**Brief**
Every line below that mentions the word "arrows" should be copied out.
━━━━━━━━━━━━━━━━━━━━
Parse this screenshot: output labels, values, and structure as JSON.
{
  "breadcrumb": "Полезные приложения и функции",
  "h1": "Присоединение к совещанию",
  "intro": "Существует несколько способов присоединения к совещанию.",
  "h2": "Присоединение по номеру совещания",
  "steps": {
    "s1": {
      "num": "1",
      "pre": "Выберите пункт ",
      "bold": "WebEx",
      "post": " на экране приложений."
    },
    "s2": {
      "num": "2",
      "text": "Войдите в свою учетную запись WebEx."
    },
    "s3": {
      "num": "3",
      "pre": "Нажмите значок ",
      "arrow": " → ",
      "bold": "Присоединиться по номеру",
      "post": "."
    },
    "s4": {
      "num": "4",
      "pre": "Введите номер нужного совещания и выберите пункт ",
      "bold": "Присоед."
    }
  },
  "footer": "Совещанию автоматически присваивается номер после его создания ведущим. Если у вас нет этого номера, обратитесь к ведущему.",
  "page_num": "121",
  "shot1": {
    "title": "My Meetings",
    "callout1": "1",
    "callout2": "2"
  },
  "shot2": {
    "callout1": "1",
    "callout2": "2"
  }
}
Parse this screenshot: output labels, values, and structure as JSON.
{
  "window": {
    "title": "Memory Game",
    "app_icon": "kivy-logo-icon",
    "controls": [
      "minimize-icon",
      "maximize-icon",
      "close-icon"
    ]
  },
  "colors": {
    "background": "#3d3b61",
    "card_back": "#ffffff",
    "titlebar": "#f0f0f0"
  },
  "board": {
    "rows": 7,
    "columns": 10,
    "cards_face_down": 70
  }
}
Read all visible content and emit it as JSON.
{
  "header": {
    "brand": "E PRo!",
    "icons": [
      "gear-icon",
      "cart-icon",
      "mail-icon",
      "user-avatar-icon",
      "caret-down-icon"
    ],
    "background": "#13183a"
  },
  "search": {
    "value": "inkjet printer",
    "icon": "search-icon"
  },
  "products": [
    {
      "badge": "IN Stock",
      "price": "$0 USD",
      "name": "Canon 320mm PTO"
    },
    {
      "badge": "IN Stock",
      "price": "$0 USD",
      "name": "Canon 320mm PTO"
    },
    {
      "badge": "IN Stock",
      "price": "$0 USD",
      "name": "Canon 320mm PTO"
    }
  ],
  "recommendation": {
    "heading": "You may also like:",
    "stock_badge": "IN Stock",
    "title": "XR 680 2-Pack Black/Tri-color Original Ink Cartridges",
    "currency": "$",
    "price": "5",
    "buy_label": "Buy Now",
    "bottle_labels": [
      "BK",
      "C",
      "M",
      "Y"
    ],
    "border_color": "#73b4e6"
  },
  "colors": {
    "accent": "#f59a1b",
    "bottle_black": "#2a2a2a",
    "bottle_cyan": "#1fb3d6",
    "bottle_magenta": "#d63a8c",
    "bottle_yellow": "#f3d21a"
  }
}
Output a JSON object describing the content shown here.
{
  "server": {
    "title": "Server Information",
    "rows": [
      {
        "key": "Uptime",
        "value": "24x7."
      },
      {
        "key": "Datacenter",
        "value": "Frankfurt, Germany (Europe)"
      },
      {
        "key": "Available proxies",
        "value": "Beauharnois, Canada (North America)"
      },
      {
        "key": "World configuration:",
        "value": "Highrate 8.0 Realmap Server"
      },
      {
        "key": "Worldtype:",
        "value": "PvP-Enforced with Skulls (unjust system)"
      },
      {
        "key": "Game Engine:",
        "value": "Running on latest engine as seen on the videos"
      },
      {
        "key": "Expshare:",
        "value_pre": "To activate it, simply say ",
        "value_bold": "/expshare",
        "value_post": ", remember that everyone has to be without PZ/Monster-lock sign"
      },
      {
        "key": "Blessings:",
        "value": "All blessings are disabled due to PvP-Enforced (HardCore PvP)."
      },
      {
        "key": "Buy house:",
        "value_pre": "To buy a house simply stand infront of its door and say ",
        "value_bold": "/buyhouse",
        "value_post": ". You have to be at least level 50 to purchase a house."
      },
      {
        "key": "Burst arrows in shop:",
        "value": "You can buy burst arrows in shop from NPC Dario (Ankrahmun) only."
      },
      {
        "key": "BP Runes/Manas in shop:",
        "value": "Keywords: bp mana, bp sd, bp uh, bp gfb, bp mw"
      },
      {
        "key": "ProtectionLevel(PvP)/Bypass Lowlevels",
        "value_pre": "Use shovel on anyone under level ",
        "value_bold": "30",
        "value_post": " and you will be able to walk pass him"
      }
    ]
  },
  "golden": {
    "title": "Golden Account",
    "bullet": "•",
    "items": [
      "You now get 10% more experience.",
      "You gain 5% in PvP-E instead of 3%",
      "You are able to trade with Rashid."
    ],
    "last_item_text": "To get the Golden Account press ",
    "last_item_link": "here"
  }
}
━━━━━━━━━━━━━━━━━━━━
**Response below**
        "key": "Burst arrows in shop:",
        "value": "You can buy burst arrows in shop from NPC Dario (Ankrahmun) only."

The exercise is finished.